Many Texas court systems recommend, offer or order mediation services for divorcing couples. Understanding the court’s position on this conflict-resolution tool often helps litigants get the most out of mandatory mediation sessions. There is not much continuity within the different circuits, but there are some predictable elements.
One common theme is that non-economic issues regarding children tend to be the most commonly mediated disputes. Another is that, while assistance is often available, it is typically only provided to couples with significant financial need.
As mentioned in FindLaw, there are many possible issues generated by custody conflicts during divorce. Some of these are extreme and even criminal, such as child abduction. Others simply strain the resources of the court and the parties to the divorce with interminable arguments and delays. Mediation is often preferred to formal action because it allows the divorcing parties to establish an understanding. These ideas could then inform the drafting of a formal divorce agreement.
The benefits of mediation also include education. An informed intermediary would typically be able to help both parties understand the rules of the divorce process, resulting in better cooperation going forward. Courts often subsidize or provide mediation for this purpose. Harris County is one example, where brief mediation sessions are often available for couples with few resources.
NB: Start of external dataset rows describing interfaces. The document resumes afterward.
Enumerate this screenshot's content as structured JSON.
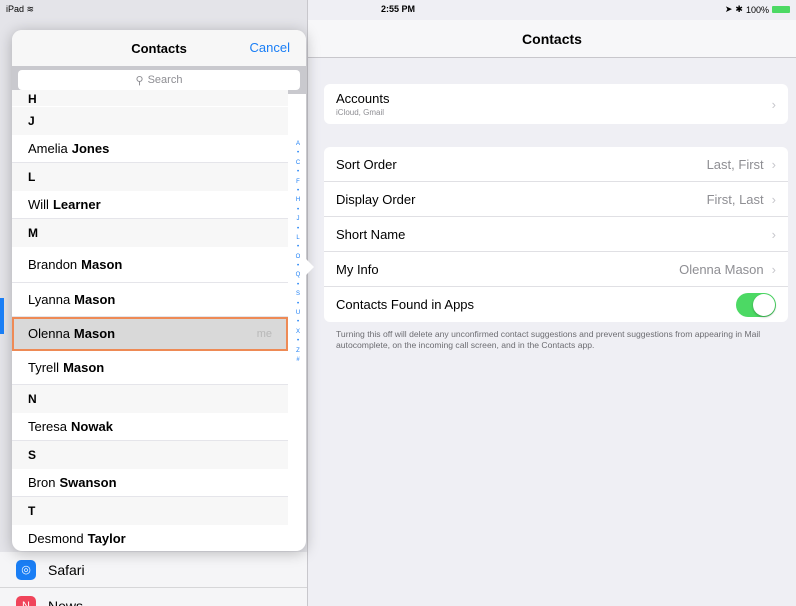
{
  "status_bar": {
    "device": "iPad",
    "time": "2:55 PM",
    "battery": "100%"
  },
  "detail": {
    "title": "Contacts",
    "accounts": {
      "label": "Accounts",
      "sub": "iCloud, Gmail"
    },
    "settings": [
      {
        "label": "Sort Order",
        "value": "Last, First"
      },
      {
        "label": "Display Order",
        "value": "First, Last"
      },
      {
        "label": "Short Name",
        "value": ""
      },
      {
        "label": "My Info",
        "value": "Olenna Mason"
      },
      {
        "label": "Contacts Found in Apps",
        "value": ""
      }
    ],
    "toggle_state": "on",
    "footnote": "Turning this off will delete any unconfirmed contact suggestions and prevent suggestions from appearing in Mail autocomplete, on the incoming call screen, and in the Contacts app."
  },
  "popover": {
    "title": "Contacts",
    "cancel": "Cancel",
    "search_placeholder": "Search",
    "partial_header": "H",
    "rows": [
      {
        "type": "header",
        "text": "J"
      },
      {
        "type": "name",
        "first": "Amelia",
        "last": "Jones"
      },
      {
        "type": "header",
        "text": "L"
      },
      {
        "type": "name",
        "first": "Will",
        "last": "Learner"
      },
      {
        "type": "header",
        "text": "M"
      },
      {
        "type": "name",
        "first": "Brandon",
        "last": "Mason"
      },
      {
        "type": "name",
        "first": "Lyanna",
        "last": "Mason"
      },
      {
        "type": "name",
        "first": "Olenna",
        "last": "Mason",
        "tag": "me",
        "selected": true
      },
      {
        "type": "name",
        "first": "Tyrell",
        "last": "Mason"
      },
      {
        "type": "header",
        "text": "N"
      },
      {
        "type": "name",
        "first": "Teresa",
        "last": "Nowak"
      },
      {
        "type": "header",
        "text": "S"
      },
      {
        "type": "name",
        "first": "Bron",
        "last": "Swanson"
      },
      {
        "type": "header",
        "text": "T"
      },
      {
        "type": "name",
        "first": "Desmond",
        "last": "Taylor"
      }
    ],
    "index": [
      "A",
      "•",
      "C",
      "•",
      "F",
      "•",
      "H",
      "•",
      "J",
      "•",
      "L",
      "•",
      "O",
      "•",
      "Q",
      "•",
      "S",
      "•",
      "U",
      "•",
      "X",
      "•",
      "Z",
      "#"
    ]
  },
  "background_list": [
    {
      "label": "Safari",
      "icon": "safari-icon",
      "color": "#1a7ef5"
    },
    {
      "label": "News",
      "icon": "news-icon",
      "color": "#f0445a"
    }
  ],
  "colors": {
    "accent": "#1a7ef5",
    "toggle": "#4cd964",
    "highlight": "#ee8a55"
  }
}
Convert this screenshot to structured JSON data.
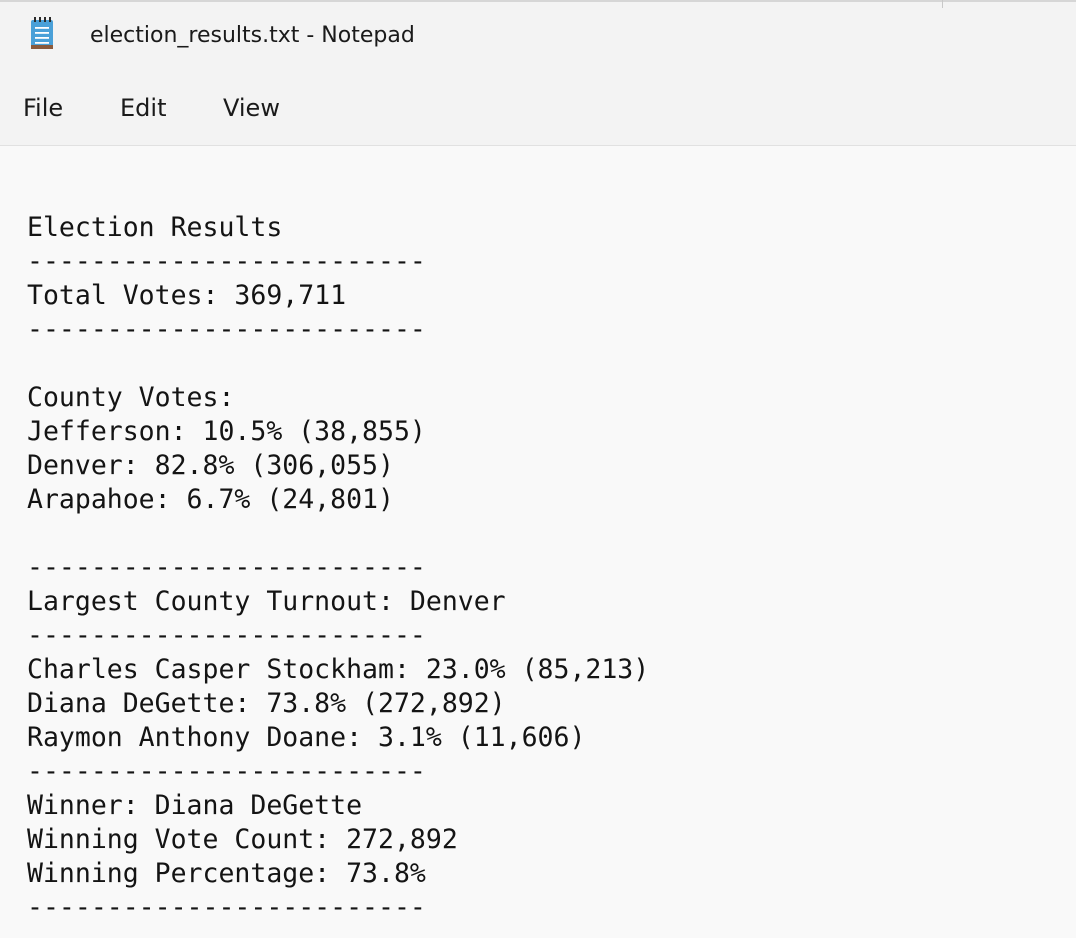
{
  "window": {
    "title": "election_results.txt - Notepad",
    "app_icon": "notepad-icon"
  },
  "menu": {
    "file": "File",
    "edit": "Edit",
    "view": "View"
  },
  "document": {
    "lines": [
      "Election Results",
      "-------------------------",
      "Total Votes: 369,711",
      "-------------------------",
      "",
      "County Votes:",
      "Jefferson: 10.5% (38,855)",
      "Denver: 82.8% (306,055)",
      "Arapahoe: 6.7% (24,801)",
      "",
      "-------------------------",
      "Largest County Turnout: Denver",
      "-------------------------",
      "Charles Casper Stockham: 23.0% (85,213)",
      "Diana DeGette: 73.8% (272,892)",
      "Raymon Anthony Doane: 3.1% (11,606)",
      "-------------------------",
      "Winner: Diana DeGette",
      "Winning Vote Count: 272,892",
      "Winning Percentage: 73.8%",
      "-------------------------"
    ]
  }
}
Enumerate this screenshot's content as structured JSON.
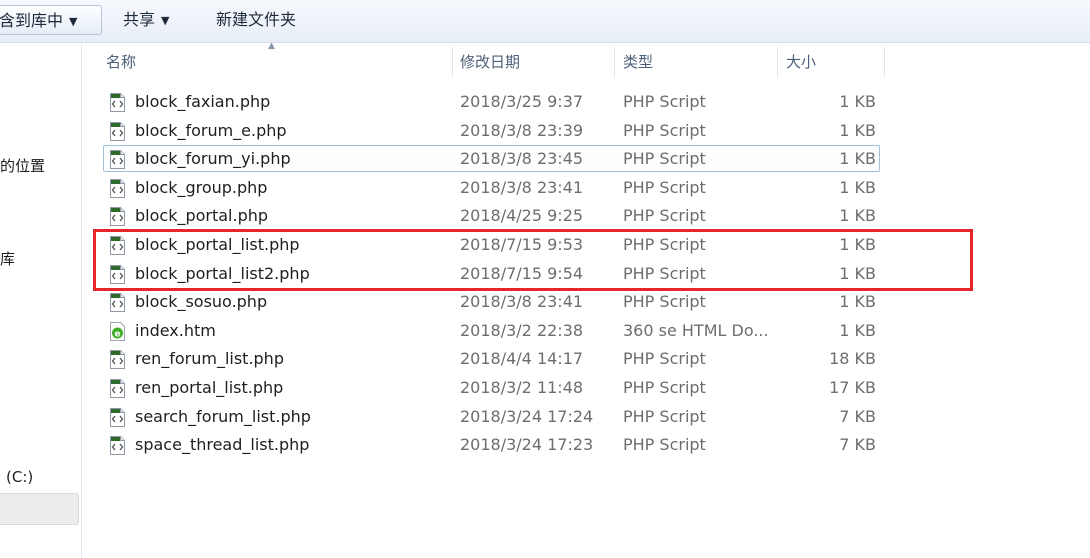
{
  "toolbar": {
    "include_library_label": "含到库中",
    "share_label": "共享",
    "new_folder_label": "新建文件夹"
  },
  "nav": {
    "items": [
      "的位置",
      "库",
      "(C:)"
    ]
  },
  "columns": {
    "name": "名称",
    "date": "修改日期",
    "type": "类型",
    "size": "大小"
  },
  "files": [
    {
      "name": "block_faxian.php",
      "date": "2018/3/25 9:37",
      "type": "PHP Script",
      "size": "1 KB",
      "icon": "php-file-icon"
    },
    {
      "name": "block_forum_e.php",
      "date": "2018/3/8 23:39",
      "type": "PHP Script",
      "size": "1 KB",
      "icon": "php-file-icon"
    },
    {
      "name": "block_forum_yi.php",
      "date": "2018/3/8 23:45",
      "type": "PHP Script",
      "size": "1 KB",
      "icon": "php-file-icon"
    },
    {
      "name": "block_group.php",
      "date": "2018/3/8 23:41",
      "type": "PHP Script",
      "size": "1 KB",
      "icon": "php-file-icon"
    },
    {
      "name": "block_portal.php",
      "date": "2018/4/25 9:25",
      "type": "PHP Script",
      "size": "1 KB",
      "icon": "php-file-icon"
    },
    {
      "name": "block_portal_list.php",
      "date": "2018/7/15 9:53",
      "type": "PHP Script",
      "size": "1 KB",
      "icon": "php-file-icon"
    },
    {
      "name": "block_portal_list2.php",
      "date": "2018/7/15 9:54",
      "type": "PHP Script",
      "size": "1 KB",
      "icon": "php-file-icon"
    },
    {
      "name": "block_sosuo.php",
      "date": "2018/3/8 23:41",
      "type": "PHP Script",
      "size": "1 KB",
      "icon": "php-file-icon"
    },
    {
      "name": "index.htm",
      "date": "2018/3/2 22:38",
      "type": "360 se HTML Do...",
      "size": "1 KB",
      "icon": "html-file-icon"
    },
    {
      "name": "ren_forum_list.php",
      "date": "2018/4/4 14:17",
      "type": "PHP Script",
      "size": "18 KB",
      "icon": "php-file-icon"
    },
    {
      "name": "ren_portal_list.php",
      "date": "2018/3/2 11:48",
      "type": "PHP Script",
      "size": "17 KB",
      "icon": "php-file-icon"
    },
    {
      "name": "search_forum_list.php",
      "date": "2018/3/24 17:24",
      "type": "PHP Script",
      "size": "7 KB",
      "icon": "php-file-icon"
    },
    {
      "name": "space_thread_list.php",
      "date": "2018/3/24 17:23",
      "type": "PHP Script",
      "size": "7 KB",
      "icon": "php-file-icon"
    }
  ],
  "colors": {
    "highlight": "#e5262b",
    "header_text": "#4c607a",
    "focus_border": "#a3bfdc"
  }
}
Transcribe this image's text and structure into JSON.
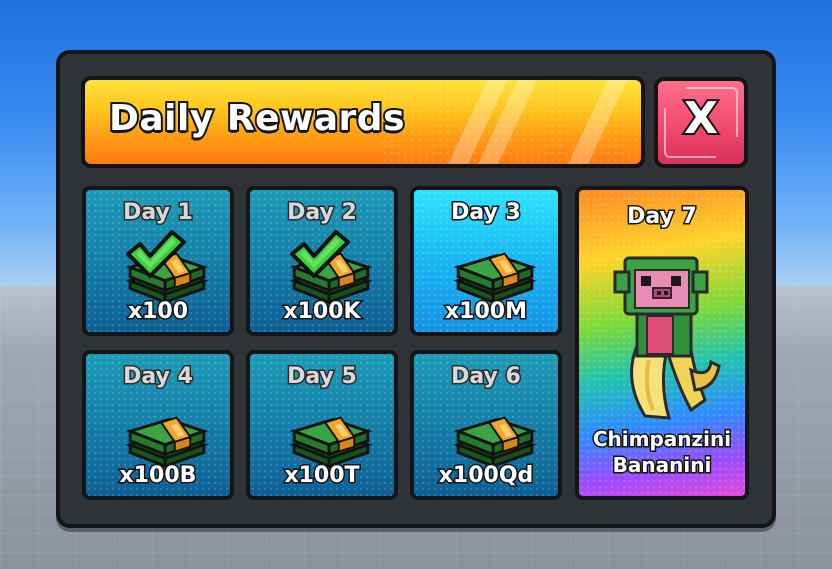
{
  "header": {
    "title": "Daily Rewards",
    "close_label": "X"
  },
  "rewards": [
    {
      "day": "Day 1",
      "amount": "x100",
      "claimed": true,
      "state": "claimed",
      "icon": "cash-stack-icon"
    },
    {
      "day": "Day 2",
      "amount": "x100K",
      "claimed": true,
      "state": "claimed",
      "icon": "cash-stack-icon"
    },
    {
      "day": "Day 3",
      "amount": "x100M",
      "claimed": false,
      "state": "current",
      "icon": "cash-stack-icon"
    },
    {
      "day": "Day 4",
      "amount": "x100B",
      "claimed": false,
      "state": "locked",
      "icon": "cash-stack-icon"
    },
    {
      "day": "Day 5",
      "amount": "x100T",
      "claimed": false,
      "state": "locked",
      "icon": "cash-stack-icon"
    },
    {
      "day": "Day 6",
      "amount": "x100Qd",
      "claimed": false,
      "state": "locked",
      "icon": "cash-stack-icon"
    }
  ],
  "grand_reward": {
    "day": "Day 7",
    "name_line1": "Chimpanzini",
    "name_line2": "Bananini",
    "icon": "chimpanzini-bananini-icon"
  },
  "colors": {
    "title_orange": "#ff9a14",
    "close_pink": "#f24a6e",
    "tile_teal": "#147ca6",
    "tile_active_cyan": "#19b6f2",
    "check_green": "#3ccf3c",
    "cash_green": "#2f8f3a",
    "band_orange": "#f0a02a"
  }
}
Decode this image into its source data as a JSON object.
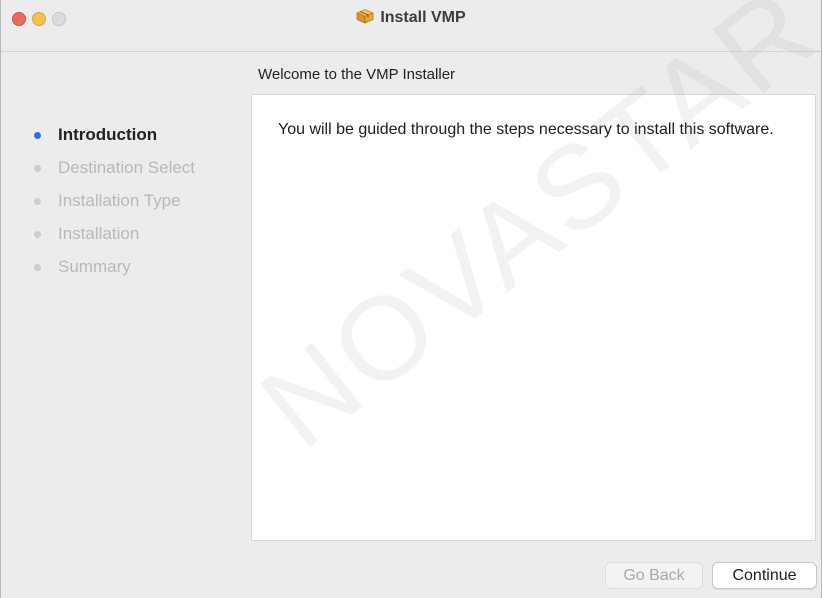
{
  "window": {
    "title": "Install VMP",
    "title_icon": "package-icon"
  },
  "heading": "Welcome to the VMP Installer",
  "steps": [
    {
      "label": "Introduction",
      "active": true
    },
    {
      "label": "Destination Select",
      "active": false
    },
    {
      "label": "Installation Type",
      "active": false
    },
    {
      "label": "Installation",
      "active": false
    },
    {
      "label": "Summary",
      "active": false
    }
  ],
  "content": {
    "message": "You will be guided through the steps necessary to install this software."
  },
  "buttons": {
    "go_back": "Go Back",
    "continue": "Continue"
  },
  "watermark": "NOVASTAR TECH",
  "colors": {
    "active_dot": "#2a6ff0",
    "inactive_dot": "#cccccc",
    "close": "#ed6a5e",
    "minimize": "#f5bf4f"
  }
}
The Harris County program for mediation could be a good start, but personal representation is often a better way to secure individual goals. Mediators work for the good of the group and the court system, but attorneys work towards the interests of individual parties. Together, these two approaches often result in a favorable resolution to a contested element of a divorce.